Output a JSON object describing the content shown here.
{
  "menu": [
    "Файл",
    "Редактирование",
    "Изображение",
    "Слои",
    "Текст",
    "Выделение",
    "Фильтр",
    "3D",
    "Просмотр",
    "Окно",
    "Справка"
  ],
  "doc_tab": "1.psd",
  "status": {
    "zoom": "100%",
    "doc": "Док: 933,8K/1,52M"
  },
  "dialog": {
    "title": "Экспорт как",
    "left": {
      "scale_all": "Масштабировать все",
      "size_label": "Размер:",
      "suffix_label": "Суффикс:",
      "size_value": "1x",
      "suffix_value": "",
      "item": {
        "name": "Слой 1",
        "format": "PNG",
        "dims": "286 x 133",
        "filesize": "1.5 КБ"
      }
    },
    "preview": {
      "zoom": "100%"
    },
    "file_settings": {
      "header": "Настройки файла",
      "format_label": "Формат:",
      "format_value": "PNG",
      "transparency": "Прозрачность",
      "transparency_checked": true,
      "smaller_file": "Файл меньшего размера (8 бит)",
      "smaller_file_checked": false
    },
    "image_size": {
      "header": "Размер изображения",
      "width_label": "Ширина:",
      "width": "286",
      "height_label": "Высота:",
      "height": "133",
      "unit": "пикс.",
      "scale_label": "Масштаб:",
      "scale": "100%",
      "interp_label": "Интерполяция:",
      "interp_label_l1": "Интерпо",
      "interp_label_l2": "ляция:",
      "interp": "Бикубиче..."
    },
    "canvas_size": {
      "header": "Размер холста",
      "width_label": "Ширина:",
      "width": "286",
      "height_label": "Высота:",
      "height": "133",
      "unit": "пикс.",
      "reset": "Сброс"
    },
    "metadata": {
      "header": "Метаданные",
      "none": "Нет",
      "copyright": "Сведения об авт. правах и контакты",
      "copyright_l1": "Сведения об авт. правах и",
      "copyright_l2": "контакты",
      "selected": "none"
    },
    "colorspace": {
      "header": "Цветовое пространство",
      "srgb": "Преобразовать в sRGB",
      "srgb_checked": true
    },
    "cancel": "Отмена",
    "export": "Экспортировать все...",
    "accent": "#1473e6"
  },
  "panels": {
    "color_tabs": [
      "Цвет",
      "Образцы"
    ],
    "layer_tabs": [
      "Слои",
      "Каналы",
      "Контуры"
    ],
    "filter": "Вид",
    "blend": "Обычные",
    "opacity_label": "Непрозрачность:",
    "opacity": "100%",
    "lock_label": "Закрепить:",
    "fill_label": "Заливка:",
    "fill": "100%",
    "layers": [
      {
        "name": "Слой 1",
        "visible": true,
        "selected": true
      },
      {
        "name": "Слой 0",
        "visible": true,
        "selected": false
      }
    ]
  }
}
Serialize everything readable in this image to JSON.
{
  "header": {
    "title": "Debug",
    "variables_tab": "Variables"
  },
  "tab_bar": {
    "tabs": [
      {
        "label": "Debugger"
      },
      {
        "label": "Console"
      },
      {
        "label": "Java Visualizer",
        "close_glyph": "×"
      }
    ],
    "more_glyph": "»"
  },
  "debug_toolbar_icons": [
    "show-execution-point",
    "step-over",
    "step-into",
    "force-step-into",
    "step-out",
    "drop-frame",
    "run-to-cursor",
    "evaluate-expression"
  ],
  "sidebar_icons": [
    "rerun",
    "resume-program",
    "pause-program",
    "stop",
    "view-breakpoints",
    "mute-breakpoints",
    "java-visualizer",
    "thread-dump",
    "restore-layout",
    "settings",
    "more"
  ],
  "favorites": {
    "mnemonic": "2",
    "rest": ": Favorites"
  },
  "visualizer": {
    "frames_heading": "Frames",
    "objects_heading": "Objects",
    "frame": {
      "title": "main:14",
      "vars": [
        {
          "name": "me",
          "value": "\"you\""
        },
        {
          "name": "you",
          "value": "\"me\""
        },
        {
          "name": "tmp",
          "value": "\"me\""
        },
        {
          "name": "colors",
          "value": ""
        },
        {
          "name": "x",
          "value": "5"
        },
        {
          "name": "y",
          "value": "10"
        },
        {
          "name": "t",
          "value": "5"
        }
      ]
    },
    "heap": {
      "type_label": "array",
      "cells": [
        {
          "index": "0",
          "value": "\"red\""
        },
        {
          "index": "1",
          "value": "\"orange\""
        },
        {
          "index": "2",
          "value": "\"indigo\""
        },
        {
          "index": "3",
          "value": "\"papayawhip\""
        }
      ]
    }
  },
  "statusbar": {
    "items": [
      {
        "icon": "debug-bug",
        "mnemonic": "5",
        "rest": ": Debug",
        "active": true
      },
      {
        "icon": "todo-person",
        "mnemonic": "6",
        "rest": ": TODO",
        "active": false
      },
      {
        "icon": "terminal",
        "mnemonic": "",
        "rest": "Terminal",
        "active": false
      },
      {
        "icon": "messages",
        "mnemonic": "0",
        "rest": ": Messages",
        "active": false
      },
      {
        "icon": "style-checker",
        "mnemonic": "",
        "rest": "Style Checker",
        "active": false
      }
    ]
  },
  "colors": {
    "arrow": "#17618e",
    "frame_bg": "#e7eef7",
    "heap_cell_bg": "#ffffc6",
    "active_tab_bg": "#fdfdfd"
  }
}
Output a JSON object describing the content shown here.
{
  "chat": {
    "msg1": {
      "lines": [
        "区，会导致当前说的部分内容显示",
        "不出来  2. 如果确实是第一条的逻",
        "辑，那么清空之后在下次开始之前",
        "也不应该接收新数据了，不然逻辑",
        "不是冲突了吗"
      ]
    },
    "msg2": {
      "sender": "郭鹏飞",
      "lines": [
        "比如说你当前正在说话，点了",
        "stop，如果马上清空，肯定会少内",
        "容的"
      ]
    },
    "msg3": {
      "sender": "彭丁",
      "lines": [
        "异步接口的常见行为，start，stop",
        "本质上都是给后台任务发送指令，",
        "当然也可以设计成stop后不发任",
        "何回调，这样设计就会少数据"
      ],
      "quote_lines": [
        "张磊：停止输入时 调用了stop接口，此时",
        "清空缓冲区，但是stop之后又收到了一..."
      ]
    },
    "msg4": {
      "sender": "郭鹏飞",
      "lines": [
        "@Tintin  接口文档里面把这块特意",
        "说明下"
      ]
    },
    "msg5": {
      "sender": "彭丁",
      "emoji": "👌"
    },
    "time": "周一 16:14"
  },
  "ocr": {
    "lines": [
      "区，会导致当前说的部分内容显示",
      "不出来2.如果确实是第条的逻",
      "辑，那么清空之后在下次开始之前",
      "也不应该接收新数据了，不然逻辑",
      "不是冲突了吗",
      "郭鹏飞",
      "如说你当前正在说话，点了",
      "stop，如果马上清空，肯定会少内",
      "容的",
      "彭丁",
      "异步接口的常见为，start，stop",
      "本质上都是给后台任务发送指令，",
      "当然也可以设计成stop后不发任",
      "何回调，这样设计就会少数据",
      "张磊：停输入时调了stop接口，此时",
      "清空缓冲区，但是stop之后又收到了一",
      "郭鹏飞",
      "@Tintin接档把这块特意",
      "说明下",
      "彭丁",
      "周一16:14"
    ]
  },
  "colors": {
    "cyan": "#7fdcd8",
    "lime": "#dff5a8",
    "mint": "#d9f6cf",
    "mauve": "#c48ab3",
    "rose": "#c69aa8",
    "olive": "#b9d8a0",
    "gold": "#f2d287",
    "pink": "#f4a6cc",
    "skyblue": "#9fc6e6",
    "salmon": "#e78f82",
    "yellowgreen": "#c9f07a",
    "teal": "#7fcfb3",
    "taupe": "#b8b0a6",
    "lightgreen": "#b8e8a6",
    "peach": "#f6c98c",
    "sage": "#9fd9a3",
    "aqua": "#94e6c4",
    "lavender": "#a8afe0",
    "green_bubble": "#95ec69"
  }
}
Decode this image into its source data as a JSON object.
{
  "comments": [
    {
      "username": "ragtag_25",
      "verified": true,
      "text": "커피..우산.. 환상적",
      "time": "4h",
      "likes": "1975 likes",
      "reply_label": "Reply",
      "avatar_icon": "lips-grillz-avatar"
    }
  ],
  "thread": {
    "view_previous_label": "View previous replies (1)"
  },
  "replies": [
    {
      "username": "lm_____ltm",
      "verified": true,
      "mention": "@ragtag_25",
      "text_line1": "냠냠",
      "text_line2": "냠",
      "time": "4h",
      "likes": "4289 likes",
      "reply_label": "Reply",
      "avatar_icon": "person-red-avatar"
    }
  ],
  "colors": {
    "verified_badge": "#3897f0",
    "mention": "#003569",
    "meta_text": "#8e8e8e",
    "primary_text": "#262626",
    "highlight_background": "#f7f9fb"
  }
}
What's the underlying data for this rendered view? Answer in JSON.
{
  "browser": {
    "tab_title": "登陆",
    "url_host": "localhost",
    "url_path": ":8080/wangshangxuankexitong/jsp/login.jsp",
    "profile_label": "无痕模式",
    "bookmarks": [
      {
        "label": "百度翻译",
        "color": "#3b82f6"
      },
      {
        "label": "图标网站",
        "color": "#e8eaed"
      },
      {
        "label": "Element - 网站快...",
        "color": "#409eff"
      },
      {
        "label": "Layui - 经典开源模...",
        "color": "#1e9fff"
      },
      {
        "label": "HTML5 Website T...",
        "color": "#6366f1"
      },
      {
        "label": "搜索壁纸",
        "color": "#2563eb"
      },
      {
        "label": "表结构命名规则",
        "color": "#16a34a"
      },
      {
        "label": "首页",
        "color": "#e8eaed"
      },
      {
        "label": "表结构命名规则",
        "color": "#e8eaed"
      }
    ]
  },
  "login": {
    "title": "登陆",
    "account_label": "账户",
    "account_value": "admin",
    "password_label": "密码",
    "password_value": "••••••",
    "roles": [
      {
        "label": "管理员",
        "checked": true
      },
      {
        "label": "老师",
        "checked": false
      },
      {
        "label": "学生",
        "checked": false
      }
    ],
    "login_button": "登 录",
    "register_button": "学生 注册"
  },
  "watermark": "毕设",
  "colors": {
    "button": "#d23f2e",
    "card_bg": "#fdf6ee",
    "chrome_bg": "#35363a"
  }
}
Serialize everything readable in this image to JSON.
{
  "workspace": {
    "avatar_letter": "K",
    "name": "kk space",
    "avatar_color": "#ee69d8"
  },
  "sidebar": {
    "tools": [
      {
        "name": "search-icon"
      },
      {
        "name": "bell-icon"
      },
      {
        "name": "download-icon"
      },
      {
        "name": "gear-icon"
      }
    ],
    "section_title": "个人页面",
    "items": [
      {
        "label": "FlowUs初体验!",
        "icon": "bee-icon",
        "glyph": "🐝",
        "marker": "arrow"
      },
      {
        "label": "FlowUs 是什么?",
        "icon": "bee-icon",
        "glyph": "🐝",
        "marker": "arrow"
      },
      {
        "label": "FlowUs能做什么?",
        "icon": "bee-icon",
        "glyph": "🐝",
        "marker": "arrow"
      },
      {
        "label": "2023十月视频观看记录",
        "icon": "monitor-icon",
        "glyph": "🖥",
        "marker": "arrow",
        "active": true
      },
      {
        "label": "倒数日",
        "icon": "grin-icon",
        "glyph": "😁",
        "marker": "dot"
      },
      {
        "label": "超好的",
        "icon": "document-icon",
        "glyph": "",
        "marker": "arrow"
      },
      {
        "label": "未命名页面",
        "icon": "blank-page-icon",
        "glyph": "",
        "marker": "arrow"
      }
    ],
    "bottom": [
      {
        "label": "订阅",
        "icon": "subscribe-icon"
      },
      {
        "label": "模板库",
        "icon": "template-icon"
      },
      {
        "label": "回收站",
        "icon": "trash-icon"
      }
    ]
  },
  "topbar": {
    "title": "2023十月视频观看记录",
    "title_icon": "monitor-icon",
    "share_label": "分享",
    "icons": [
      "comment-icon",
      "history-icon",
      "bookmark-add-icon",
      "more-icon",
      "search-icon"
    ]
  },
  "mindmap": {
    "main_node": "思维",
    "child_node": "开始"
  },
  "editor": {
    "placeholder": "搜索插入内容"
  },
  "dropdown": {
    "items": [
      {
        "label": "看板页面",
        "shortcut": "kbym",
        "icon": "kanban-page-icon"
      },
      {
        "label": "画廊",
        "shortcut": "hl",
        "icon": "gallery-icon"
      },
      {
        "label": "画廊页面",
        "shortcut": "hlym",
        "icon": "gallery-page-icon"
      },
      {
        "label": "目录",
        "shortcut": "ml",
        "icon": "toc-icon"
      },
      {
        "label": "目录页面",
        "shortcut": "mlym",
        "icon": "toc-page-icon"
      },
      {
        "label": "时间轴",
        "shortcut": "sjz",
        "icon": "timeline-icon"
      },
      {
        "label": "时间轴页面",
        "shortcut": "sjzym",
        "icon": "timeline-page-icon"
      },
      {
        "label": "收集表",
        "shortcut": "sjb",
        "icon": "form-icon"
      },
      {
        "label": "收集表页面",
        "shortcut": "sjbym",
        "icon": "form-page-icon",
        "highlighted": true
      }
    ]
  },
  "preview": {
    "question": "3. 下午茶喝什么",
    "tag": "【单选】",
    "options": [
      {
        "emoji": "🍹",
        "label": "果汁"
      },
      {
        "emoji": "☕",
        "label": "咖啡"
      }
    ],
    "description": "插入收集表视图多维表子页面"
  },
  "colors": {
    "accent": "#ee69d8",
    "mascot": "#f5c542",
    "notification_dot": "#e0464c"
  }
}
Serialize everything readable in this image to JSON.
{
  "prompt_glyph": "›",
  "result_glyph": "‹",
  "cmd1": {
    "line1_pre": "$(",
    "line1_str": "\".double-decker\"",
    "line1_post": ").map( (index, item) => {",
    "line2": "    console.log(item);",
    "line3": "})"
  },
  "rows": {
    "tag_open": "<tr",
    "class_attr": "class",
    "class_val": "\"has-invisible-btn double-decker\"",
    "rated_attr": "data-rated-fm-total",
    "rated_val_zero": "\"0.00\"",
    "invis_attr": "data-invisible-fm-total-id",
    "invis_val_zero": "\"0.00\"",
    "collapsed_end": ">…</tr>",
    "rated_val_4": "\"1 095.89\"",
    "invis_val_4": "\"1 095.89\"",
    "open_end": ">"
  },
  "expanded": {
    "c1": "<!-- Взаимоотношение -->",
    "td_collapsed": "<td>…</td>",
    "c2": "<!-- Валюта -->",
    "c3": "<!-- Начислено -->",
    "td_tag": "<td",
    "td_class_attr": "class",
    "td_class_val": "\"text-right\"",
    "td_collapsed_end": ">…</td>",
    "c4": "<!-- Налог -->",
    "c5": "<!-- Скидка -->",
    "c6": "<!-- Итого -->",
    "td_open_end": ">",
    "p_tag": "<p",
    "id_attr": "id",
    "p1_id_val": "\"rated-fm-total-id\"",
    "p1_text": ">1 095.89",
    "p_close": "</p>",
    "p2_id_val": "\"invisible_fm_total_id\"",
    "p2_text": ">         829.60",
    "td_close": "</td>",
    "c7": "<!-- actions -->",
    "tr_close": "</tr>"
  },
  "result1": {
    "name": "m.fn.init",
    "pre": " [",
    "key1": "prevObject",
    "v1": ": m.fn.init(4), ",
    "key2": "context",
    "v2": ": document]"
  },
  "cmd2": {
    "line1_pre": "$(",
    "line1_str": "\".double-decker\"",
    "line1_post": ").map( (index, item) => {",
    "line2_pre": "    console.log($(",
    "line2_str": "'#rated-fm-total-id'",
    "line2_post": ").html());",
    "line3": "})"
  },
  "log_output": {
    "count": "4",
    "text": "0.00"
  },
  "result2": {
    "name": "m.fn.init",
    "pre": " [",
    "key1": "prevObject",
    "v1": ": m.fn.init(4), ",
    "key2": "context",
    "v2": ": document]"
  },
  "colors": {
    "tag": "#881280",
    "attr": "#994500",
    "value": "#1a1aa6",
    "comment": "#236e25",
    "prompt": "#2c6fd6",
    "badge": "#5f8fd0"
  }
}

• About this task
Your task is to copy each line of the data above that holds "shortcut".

• Written answer
        "shortcut": "kbym",
        "shortcut": "hl",
        "shortcut": "hlym",
        "shortcut": "ml",
        "shortcut": "mlym",
        "shortcut": "sjz",
        "shortcut": "sjzym",
        "shortcut": "sjb",
        "shortcut": "sjbym",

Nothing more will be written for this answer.